- [Task brief] Return, from the material below, each line in which the word "this" is present.

----------

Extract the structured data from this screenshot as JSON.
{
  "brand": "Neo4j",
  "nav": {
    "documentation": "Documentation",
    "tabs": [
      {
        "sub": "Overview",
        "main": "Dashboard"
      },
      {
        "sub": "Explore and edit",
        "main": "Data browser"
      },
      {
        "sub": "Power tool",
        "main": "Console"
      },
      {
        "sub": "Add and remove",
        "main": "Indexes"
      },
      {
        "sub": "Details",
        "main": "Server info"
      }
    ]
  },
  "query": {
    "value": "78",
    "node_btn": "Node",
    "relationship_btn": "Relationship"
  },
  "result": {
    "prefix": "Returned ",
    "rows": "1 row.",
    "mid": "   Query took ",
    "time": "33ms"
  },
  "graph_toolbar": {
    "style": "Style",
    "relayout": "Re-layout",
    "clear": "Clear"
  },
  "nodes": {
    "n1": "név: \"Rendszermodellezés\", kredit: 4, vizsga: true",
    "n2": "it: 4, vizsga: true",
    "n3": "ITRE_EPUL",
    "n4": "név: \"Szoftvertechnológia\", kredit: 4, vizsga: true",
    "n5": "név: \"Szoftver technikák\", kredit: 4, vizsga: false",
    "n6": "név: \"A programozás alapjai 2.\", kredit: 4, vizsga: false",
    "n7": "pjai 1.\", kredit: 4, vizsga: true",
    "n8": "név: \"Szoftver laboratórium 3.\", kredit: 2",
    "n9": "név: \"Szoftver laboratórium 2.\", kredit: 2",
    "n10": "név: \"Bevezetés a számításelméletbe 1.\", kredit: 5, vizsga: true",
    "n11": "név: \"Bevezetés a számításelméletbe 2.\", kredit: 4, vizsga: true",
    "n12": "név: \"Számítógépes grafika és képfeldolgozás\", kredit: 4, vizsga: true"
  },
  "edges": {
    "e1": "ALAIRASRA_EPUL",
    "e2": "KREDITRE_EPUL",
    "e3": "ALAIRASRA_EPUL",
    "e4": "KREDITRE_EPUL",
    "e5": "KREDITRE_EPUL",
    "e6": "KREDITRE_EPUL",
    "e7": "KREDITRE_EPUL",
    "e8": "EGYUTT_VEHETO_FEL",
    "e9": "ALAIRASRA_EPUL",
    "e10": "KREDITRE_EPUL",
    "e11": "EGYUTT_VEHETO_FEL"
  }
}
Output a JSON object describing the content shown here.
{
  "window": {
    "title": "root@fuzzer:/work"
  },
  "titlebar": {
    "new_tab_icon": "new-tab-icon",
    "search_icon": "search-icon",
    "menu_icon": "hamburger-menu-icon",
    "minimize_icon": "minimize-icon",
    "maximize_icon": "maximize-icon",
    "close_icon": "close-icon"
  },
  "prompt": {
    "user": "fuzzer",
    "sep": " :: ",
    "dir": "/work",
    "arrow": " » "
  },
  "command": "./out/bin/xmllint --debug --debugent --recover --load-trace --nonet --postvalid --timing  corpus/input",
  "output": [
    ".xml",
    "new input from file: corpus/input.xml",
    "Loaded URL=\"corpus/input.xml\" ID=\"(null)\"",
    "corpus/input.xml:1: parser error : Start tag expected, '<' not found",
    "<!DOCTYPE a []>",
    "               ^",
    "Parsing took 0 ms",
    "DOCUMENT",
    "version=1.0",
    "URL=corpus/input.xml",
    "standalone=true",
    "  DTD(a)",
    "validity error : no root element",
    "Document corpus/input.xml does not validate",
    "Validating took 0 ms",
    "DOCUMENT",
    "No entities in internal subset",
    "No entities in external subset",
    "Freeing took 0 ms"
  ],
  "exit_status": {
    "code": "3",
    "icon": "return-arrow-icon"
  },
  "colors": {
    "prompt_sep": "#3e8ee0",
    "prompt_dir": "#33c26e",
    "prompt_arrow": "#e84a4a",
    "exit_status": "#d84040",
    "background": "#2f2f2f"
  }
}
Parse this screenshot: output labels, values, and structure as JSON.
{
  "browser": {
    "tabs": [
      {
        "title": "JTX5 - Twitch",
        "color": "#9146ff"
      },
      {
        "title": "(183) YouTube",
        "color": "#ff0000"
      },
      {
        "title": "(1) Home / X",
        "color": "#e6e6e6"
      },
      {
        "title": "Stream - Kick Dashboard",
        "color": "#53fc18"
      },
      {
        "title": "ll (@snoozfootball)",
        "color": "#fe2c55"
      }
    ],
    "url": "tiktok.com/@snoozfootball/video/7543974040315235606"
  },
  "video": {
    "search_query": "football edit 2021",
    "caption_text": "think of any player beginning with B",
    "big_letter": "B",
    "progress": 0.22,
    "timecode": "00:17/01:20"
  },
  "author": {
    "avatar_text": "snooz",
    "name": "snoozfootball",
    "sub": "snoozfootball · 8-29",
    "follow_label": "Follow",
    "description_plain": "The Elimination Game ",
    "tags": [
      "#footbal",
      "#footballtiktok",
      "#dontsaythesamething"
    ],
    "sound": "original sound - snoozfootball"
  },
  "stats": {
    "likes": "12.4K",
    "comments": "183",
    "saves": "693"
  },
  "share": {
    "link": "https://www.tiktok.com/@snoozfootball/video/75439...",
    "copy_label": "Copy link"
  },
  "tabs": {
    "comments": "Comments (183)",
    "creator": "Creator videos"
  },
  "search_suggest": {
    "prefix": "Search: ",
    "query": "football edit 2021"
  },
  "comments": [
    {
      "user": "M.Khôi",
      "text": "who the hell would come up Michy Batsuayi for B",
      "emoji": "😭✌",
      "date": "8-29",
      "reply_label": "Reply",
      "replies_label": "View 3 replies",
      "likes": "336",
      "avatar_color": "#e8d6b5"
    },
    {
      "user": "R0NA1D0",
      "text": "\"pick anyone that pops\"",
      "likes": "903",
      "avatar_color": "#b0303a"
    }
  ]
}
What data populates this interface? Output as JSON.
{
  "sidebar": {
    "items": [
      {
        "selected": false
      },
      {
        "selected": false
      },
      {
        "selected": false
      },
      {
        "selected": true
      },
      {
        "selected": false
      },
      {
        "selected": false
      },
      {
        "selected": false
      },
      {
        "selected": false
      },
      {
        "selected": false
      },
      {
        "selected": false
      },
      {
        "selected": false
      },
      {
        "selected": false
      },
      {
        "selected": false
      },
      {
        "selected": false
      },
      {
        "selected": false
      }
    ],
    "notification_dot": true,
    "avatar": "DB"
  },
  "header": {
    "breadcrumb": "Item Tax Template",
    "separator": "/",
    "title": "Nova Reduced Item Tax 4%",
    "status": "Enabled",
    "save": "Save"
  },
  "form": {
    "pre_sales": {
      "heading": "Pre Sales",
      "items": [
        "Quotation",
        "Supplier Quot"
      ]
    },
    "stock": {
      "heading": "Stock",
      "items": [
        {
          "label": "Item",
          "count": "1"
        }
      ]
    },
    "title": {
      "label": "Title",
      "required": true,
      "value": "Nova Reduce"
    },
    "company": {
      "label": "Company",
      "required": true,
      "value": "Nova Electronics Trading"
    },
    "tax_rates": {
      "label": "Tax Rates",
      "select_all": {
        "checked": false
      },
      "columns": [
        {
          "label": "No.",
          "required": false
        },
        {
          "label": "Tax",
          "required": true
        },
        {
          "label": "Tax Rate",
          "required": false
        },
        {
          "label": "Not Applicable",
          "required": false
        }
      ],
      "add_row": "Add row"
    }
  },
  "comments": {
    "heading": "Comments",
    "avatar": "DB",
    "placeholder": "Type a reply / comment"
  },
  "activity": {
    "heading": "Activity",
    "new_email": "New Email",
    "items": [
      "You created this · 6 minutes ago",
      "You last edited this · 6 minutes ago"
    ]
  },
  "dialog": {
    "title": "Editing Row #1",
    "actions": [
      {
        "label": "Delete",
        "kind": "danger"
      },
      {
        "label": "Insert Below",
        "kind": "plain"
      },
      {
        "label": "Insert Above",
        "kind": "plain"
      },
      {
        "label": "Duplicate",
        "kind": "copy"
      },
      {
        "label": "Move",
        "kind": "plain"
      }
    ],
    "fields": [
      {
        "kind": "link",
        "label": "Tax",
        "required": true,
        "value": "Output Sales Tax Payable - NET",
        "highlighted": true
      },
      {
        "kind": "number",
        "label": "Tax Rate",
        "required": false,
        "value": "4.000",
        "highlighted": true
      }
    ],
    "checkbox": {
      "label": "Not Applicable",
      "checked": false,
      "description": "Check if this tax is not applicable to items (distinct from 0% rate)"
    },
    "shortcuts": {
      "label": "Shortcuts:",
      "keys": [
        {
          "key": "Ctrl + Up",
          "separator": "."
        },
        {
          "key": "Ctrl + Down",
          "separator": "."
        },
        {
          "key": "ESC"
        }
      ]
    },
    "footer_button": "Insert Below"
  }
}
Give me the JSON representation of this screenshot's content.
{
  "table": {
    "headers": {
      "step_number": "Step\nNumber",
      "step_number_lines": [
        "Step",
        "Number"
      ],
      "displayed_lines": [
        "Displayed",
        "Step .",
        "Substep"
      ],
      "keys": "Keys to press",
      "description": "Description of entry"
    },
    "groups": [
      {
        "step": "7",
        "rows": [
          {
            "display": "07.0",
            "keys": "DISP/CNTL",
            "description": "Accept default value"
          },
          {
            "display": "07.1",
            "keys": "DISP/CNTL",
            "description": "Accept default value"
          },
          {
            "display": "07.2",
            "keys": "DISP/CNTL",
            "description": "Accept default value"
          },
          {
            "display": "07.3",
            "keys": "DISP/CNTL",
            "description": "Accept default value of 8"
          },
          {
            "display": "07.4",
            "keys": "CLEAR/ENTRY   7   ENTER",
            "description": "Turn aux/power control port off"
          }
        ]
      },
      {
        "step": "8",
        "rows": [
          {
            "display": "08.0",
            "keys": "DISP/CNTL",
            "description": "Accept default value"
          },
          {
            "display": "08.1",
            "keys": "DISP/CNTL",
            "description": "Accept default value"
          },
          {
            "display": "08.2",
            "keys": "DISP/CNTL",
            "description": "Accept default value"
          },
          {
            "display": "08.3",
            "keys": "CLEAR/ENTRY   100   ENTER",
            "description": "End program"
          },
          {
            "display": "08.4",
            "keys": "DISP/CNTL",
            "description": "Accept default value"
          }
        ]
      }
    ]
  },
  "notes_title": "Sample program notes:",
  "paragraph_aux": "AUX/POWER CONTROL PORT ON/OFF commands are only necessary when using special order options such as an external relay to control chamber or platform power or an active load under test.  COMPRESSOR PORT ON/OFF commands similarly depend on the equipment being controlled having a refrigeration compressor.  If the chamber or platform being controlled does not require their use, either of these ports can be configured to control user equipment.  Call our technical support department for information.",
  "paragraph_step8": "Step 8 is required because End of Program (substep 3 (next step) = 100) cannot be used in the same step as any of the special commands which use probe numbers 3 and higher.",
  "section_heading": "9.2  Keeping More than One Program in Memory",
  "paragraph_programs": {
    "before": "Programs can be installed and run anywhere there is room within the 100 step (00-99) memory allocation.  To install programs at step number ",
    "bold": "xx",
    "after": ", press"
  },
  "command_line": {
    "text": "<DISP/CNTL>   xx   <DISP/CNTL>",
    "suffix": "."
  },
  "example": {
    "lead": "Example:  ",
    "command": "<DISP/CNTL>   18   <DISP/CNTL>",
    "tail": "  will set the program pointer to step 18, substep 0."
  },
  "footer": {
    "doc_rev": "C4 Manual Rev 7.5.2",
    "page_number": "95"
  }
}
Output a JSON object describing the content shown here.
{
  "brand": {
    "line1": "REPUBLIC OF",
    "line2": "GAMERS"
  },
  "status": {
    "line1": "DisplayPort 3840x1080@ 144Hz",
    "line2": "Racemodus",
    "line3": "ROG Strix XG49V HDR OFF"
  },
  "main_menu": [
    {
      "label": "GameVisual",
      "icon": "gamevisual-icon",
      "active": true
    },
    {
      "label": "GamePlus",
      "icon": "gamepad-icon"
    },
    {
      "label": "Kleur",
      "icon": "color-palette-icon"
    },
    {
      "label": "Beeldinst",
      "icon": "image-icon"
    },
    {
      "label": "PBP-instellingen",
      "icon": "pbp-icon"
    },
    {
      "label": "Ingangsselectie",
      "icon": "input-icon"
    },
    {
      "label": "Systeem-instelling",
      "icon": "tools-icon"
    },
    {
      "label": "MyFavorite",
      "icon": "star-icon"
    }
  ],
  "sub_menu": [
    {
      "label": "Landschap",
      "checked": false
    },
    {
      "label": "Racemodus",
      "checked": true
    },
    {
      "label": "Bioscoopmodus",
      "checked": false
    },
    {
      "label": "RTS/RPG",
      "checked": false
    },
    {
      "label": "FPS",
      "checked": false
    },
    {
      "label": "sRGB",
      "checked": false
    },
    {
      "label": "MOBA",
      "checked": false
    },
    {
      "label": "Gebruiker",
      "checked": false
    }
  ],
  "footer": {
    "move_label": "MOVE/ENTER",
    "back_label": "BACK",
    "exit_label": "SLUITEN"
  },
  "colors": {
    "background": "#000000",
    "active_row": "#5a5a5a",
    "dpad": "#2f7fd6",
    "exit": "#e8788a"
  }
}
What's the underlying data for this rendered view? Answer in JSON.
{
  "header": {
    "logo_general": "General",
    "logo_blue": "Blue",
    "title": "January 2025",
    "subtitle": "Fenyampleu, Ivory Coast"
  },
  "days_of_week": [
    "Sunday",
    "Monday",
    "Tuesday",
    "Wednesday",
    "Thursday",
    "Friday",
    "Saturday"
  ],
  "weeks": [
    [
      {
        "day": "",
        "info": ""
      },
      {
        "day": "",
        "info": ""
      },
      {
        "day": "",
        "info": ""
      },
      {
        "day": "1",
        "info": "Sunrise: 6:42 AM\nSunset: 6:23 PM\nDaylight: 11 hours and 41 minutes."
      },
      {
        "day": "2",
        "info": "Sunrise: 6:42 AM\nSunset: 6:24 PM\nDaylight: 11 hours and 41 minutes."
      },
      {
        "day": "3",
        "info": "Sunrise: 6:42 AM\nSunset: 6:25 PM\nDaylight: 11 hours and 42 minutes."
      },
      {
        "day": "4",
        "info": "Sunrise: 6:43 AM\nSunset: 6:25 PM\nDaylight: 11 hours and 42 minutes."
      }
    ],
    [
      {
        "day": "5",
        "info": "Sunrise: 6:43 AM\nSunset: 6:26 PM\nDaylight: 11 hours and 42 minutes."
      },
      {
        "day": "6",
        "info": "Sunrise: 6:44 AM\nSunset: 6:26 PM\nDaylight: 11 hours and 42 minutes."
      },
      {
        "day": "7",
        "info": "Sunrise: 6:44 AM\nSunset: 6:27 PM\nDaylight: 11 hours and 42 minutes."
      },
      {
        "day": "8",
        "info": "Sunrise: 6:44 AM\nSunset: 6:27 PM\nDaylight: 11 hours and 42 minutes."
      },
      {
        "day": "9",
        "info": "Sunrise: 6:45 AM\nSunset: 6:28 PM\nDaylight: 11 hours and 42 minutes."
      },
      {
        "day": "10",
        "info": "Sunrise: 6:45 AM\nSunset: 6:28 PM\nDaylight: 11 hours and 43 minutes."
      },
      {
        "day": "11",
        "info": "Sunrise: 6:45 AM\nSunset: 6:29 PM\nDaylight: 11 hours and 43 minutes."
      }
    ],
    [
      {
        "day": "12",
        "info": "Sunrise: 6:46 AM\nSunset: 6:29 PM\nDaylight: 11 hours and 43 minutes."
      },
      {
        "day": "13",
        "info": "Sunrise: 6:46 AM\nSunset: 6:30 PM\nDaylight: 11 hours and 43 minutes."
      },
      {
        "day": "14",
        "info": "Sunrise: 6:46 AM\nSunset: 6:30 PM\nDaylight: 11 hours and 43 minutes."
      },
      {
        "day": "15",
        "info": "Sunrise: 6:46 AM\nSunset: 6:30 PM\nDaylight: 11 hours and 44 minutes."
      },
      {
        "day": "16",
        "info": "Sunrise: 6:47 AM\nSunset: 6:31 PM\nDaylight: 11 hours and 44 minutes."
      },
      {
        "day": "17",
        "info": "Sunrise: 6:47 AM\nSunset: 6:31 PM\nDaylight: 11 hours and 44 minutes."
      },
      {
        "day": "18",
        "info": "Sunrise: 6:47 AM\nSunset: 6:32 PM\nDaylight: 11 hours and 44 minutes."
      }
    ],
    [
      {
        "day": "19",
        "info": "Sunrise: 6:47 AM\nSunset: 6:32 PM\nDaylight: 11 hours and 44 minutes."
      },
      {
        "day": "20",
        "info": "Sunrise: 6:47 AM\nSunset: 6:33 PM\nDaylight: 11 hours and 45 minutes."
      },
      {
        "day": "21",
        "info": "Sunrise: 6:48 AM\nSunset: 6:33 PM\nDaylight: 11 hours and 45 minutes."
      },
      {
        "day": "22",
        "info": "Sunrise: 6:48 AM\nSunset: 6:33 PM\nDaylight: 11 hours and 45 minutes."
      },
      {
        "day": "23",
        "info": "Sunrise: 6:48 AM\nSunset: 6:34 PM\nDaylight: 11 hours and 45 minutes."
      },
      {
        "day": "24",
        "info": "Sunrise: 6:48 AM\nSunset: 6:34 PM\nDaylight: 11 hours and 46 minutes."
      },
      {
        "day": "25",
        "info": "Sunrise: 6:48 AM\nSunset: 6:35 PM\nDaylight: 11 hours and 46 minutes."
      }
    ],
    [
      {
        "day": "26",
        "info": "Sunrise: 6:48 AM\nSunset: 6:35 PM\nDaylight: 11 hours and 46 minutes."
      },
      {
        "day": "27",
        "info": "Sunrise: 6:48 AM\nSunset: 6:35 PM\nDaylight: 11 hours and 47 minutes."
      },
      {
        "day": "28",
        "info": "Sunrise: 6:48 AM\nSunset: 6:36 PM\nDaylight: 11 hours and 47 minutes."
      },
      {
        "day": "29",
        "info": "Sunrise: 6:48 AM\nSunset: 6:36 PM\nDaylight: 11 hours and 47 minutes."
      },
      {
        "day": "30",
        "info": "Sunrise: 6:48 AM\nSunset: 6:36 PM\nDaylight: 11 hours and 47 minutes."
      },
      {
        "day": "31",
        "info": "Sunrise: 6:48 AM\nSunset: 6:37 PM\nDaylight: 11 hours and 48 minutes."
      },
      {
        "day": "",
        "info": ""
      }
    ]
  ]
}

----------

- [Solution]
Extract the structured data from this screenshot as JSON.
Parse this screenshot: output labels, values, and structure as JSON.
What data populates this interface? Output as JSON.
      "You created this · 6 minutes ago",
      "You last edited this · 6 minutes ago"
      "description": "Check if this tax is not applicable to items (distinct from 0% rate)"
Give me the JSON representation of this screenshot's content.
What's the underlying data for this rendered view? Answer in JSON.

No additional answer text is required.